Show all lines below holding the string "placeholder".

==== PROVIDED DATA

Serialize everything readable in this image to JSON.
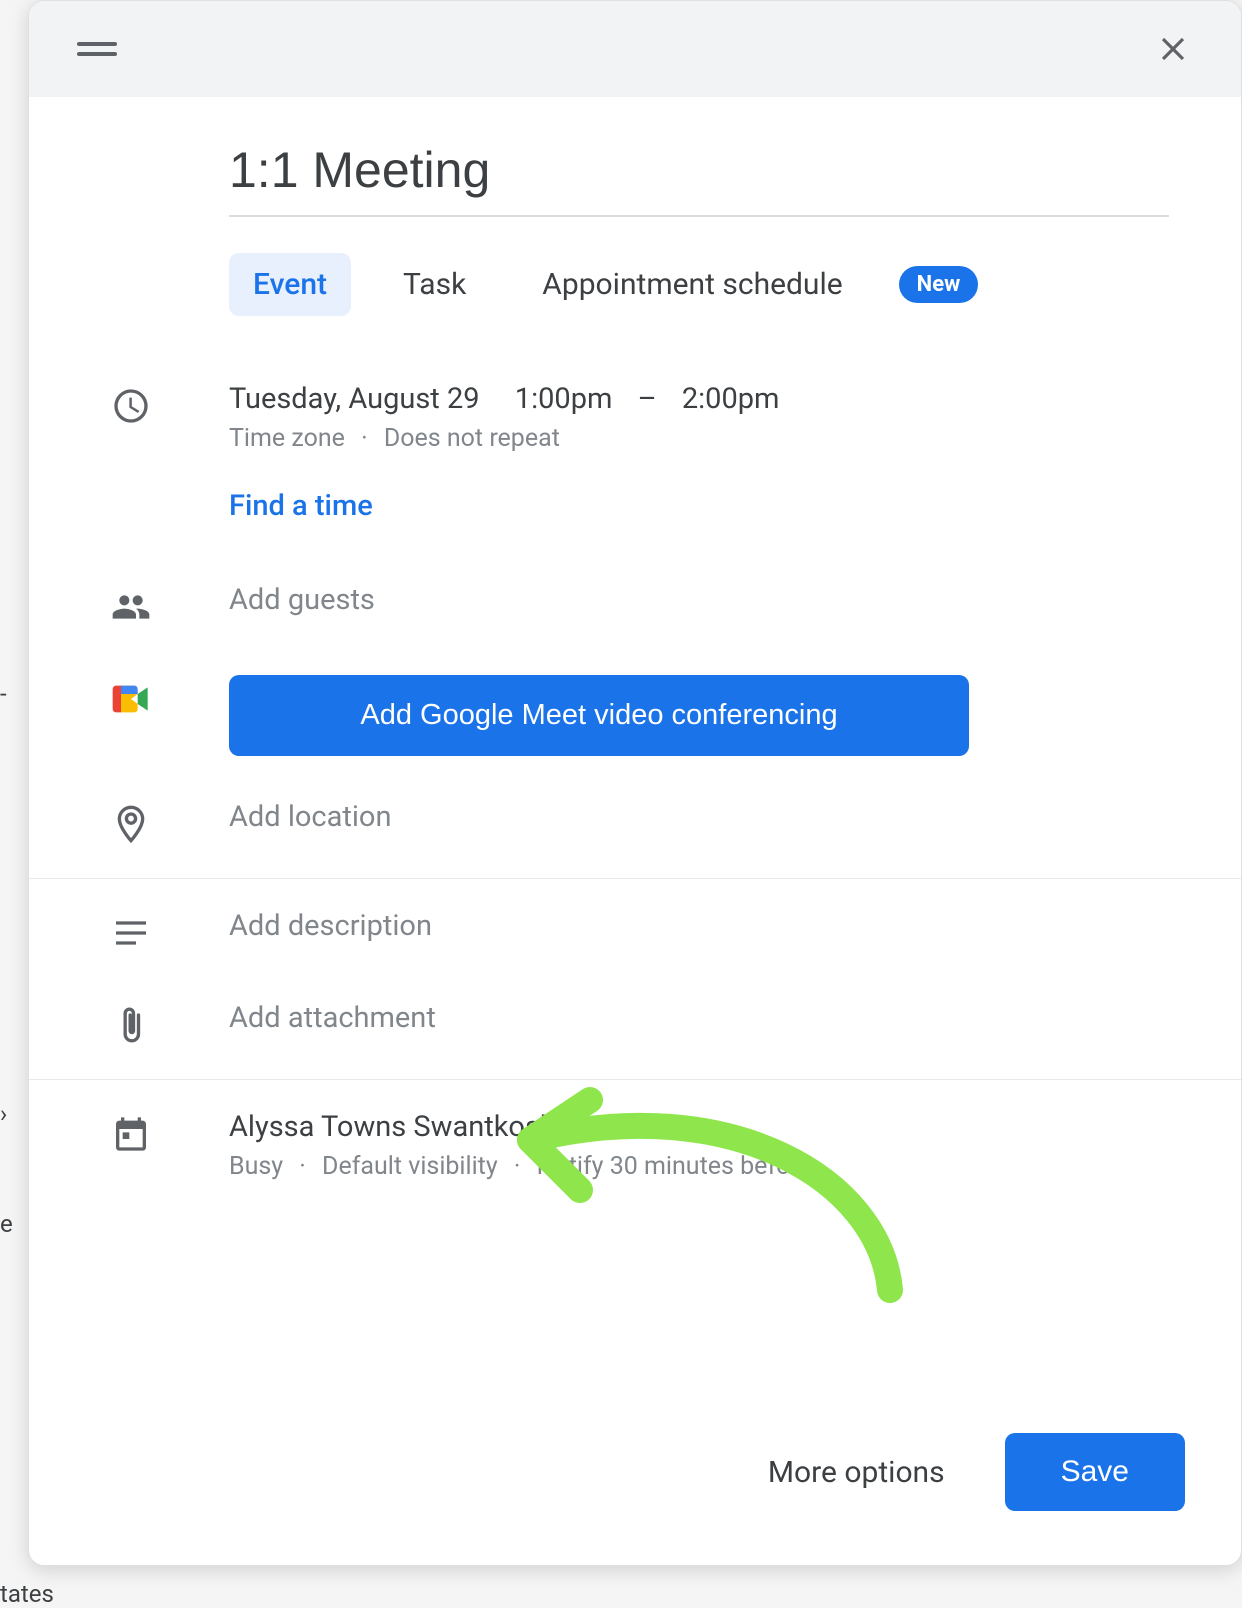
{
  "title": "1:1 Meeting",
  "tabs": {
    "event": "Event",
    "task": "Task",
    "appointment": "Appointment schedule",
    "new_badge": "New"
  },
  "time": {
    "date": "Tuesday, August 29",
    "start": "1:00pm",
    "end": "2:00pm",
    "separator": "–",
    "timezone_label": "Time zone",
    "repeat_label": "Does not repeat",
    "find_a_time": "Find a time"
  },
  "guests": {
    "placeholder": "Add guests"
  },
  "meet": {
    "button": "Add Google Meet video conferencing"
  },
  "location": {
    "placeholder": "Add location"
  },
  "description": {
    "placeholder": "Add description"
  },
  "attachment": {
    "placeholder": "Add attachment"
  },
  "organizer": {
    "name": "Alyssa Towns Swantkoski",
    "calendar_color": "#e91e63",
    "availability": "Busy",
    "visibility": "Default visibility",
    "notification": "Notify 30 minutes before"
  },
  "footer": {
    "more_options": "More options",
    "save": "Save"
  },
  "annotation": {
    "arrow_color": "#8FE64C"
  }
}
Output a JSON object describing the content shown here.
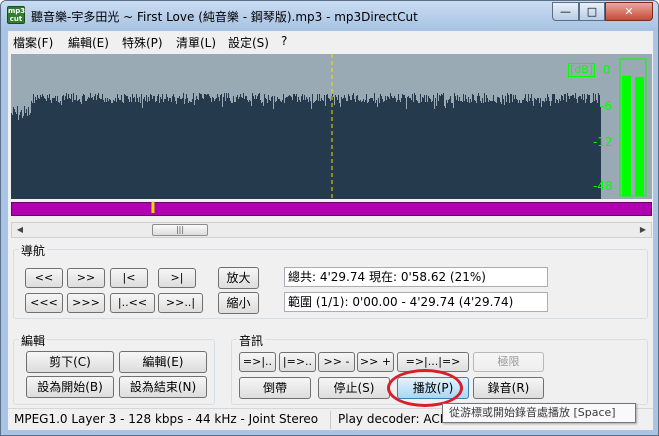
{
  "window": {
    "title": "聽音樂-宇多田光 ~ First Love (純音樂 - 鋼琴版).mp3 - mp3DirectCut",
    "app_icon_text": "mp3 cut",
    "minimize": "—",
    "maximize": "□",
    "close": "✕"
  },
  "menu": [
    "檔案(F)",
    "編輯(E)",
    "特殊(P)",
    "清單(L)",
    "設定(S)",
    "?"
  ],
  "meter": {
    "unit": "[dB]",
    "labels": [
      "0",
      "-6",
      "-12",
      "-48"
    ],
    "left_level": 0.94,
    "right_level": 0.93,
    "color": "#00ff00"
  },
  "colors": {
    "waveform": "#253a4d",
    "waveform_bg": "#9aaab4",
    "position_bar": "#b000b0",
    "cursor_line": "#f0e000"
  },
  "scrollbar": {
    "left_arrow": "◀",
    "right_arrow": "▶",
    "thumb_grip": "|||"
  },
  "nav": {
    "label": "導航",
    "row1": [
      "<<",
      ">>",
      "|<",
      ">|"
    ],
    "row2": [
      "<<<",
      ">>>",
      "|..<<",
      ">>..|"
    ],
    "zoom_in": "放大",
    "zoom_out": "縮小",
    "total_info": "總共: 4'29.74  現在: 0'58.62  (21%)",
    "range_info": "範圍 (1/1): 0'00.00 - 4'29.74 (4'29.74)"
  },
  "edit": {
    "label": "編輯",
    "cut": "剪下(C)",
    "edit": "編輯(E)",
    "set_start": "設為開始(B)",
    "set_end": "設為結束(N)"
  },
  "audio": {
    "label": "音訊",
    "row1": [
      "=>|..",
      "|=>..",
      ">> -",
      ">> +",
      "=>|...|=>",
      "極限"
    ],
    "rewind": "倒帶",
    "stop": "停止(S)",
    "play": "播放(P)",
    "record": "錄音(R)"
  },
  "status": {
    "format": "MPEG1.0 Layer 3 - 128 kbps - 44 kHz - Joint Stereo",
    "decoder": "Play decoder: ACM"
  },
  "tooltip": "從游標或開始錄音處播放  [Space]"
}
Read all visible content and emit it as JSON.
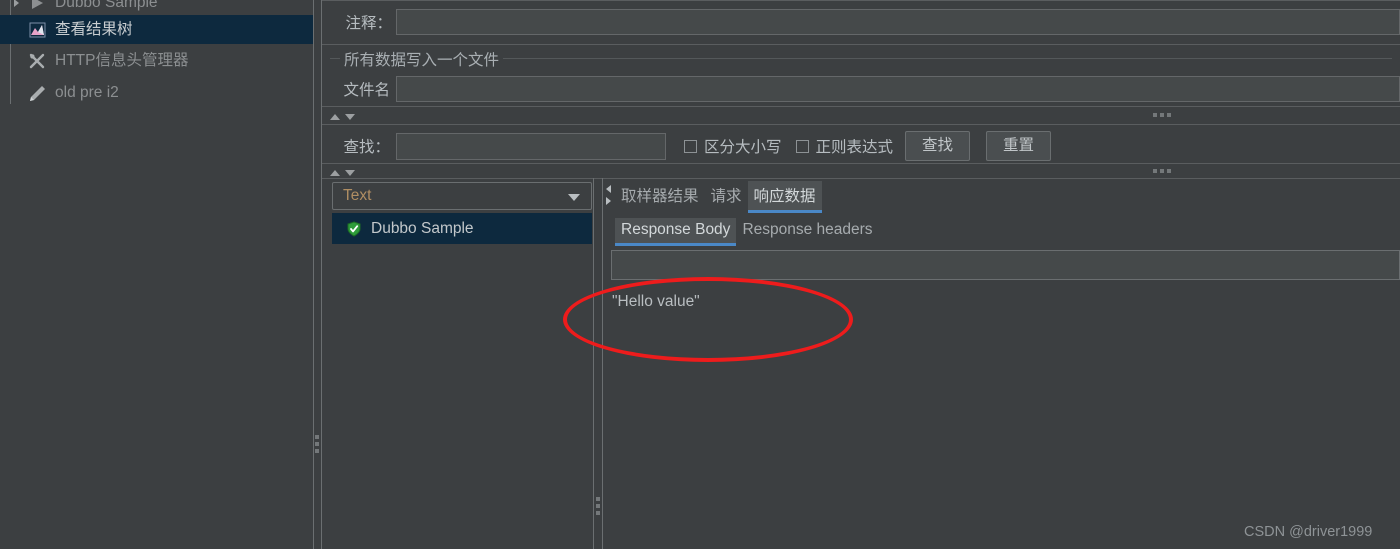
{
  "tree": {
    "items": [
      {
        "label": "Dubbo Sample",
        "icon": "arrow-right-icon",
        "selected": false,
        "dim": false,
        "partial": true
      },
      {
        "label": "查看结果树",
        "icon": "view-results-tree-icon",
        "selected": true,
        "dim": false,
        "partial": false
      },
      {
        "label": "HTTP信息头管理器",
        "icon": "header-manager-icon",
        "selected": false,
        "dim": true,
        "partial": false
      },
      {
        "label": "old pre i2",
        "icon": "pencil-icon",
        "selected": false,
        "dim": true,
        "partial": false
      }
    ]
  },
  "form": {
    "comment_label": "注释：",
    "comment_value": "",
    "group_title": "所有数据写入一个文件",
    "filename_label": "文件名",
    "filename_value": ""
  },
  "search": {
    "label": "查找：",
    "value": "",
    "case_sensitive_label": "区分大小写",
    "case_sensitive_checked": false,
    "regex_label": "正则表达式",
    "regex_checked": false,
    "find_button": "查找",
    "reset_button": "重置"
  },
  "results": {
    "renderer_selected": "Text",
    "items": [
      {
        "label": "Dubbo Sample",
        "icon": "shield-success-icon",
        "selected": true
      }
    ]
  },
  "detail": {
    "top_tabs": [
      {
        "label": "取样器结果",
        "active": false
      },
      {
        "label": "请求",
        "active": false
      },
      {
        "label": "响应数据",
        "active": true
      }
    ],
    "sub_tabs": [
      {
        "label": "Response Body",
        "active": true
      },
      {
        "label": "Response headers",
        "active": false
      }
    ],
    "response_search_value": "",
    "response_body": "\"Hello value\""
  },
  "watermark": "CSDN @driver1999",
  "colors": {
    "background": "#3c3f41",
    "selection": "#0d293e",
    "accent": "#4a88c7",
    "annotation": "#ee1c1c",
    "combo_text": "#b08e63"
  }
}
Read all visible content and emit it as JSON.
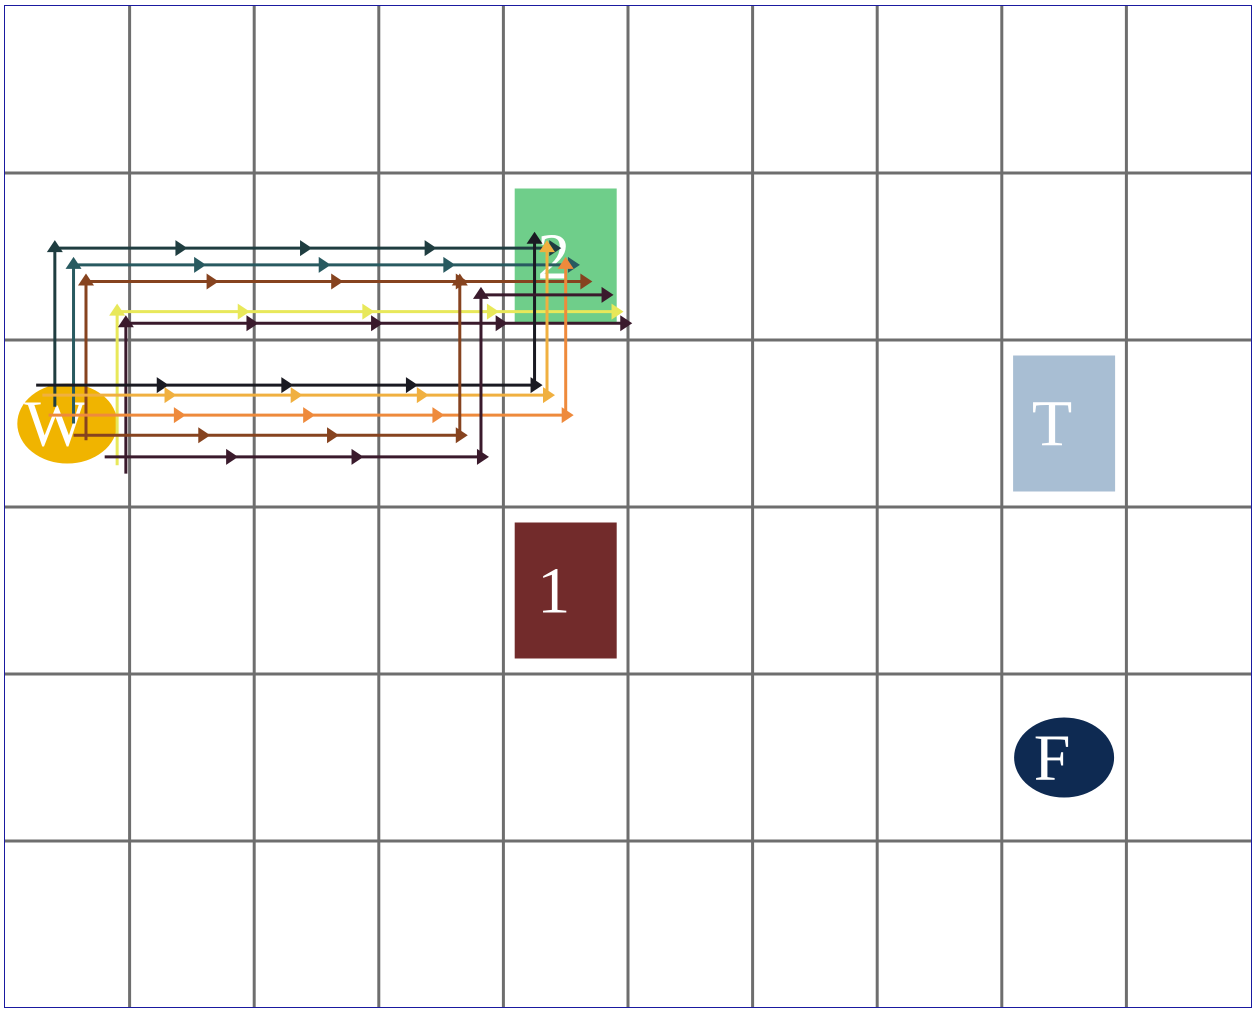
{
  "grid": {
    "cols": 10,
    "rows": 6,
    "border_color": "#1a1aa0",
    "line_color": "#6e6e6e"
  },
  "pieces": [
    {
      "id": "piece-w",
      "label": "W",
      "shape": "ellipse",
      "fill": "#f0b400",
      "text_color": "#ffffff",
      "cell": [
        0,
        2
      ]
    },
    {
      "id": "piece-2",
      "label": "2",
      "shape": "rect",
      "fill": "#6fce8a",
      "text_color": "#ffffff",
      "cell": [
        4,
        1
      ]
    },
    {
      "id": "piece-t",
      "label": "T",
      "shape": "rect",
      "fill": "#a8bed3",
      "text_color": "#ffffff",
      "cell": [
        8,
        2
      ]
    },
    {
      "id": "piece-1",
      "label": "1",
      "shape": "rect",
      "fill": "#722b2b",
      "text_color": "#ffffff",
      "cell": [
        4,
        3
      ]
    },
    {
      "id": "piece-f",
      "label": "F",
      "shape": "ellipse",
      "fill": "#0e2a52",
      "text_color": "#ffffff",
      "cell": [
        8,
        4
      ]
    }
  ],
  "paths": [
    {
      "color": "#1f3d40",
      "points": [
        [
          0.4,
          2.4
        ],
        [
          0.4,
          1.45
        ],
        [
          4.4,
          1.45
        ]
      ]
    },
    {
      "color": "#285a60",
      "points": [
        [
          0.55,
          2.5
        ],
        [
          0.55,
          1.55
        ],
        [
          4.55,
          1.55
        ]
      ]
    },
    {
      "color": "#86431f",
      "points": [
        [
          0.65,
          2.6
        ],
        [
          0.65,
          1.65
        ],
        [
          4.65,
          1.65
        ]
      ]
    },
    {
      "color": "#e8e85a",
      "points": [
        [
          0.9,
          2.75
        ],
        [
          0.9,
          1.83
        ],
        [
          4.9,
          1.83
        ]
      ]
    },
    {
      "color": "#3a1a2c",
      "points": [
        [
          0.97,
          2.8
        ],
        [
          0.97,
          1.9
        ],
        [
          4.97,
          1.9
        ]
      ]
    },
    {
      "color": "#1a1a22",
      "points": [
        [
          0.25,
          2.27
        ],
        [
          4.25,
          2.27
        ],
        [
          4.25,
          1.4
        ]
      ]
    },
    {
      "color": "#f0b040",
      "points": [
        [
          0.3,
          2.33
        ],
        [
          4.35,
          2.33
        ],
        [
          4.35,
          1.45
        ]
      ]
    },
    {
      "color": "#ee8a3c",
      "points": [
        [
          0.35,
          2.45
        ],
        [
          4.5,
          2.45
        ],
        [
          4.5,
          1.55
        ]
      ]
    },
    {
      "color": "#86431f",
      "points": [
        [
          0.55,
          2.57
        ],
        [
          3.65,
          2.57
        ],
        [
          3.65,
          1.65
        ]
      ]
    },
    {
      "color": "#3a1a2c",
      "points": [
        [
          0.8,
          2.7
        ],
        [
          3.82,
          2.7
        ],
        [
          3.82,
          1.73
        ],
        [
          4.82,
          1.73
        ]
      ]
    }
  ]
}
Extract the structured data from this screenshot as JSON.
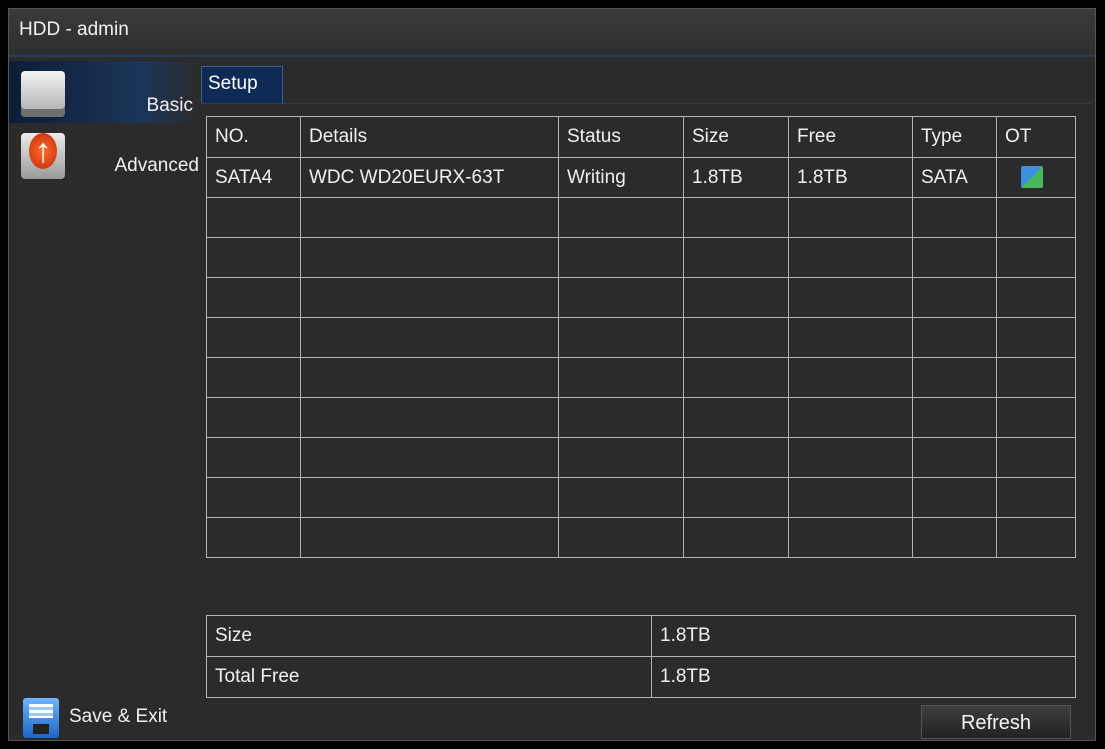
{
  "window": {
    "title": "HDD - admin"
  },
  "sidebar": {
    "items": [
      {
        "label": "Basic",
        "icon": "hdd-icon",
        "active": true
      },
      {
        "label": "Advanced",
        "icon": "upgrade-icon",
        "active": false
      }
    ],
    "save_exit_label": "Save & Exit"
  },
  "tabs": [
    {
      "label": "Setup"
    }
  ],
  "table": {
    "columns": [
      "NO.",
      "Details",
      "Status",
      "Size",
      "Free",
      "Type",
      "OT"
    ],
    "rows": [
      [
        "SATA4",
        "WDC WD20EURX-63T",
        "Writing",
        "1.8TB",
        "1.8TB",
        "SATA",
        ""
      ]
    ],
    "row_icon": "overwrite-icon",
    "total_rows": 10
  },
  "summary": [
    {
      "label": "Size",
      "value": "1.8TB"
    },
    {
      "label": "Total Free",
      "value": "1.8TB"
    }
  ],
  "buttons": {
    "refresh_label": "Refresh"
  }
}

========

- **FINISHED TASK**:
    "placeholder": "Add guests"
    "placeholder": "Add location"
    "placeholder": "Add description"
    "placeholder": "Add attachment"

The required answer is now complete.